Do you think Leonard is guilty or not guilty?
I can’t really even go there, but I would say he is not guilty. I mean, who knows, obviously, but, yeah, that’s what I would say.

Did you watch the 1957 Billy Wilder film by way of preparation?
I did, but it’s very different, as you know. I also watched a BBC TV adaptation. The TV version tends to skirt over certain bits and the ending is completely different, so what I have found is that it’s all in the text; as with most theater, the discovery is in the text.

Given that we find Leonard on trial in the play, have you ever yourself had a brush with the law?
[Laughs.] You know what, I’ve actually been a very good boy! Listen, we’ve all been young and have done stupid things: I was very much part of the “egging” phase [throwing eggs at property and the like] when I was about 10, so that was 15 or 16 years ago. But I’ve never been in the dock and I haven’t been in a cell—yet.

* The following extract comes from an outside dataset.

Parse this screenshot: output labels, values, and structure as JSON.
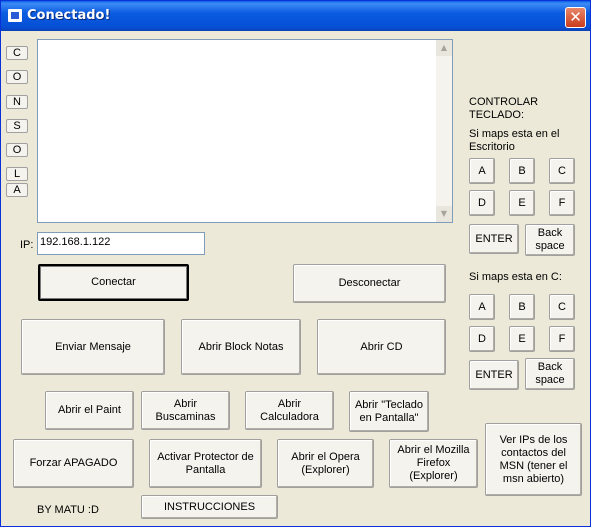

Is it unusual for you in this instance to be younger than the character you are playing [Leonard is 27]?
I guess it is, yes. My first job when I came out of drama school was playing a 16-year-old when I was 21, so looking young has tended to help me along the way. The thing with Leonard is that he’s older than I am, but has a boyish charm, so I’ve aged my face with make-up and was very particular about that; I wanted him to look a little bit haggard.

Why do you think this production has been such a continued surprise success?
There a few factors. First is that the set sells the show: I mean, if you put this production in a normal theater, it would be completely different and nowhere near as good, no matter who was on stage.

You mean the fact that you feel as if you are in an actual courtroom?
Yes: we’re in a debating chamber, which couldn’t get any more perfect. When I first got the job, I was talking to people about it and they said, “Yeah, I heard about that; it’s got a really cool set.” My friends back at home in Gravesend in Kent have no interest in the theater, but they pay a little bit of attention to it because I’m doing it and they knew about the buzz generated by the atmosphere itself.

What about the story itself?
I’ve noticed that there aren’t actually that many straight plays in London, and this is certainly one, so for someone like me who isn’t especially interested in musicals the choice is quite limited. Add to that the name value of someone like Agatha [Christie], and you know that you’ve got something guaranteed to get your mind ticking a bit—and that automatically makes the audience feel a bit more alive.

This is a period piece but do you feel as if you might like to graduate next to something modern?
I’ve got a mate who’s just been in a play called Pity at the Royal Court, and that’s a place I would love to work. But the thing with me is that I love acting and playing different parts to different audiences to different vibes: that’s what I live for.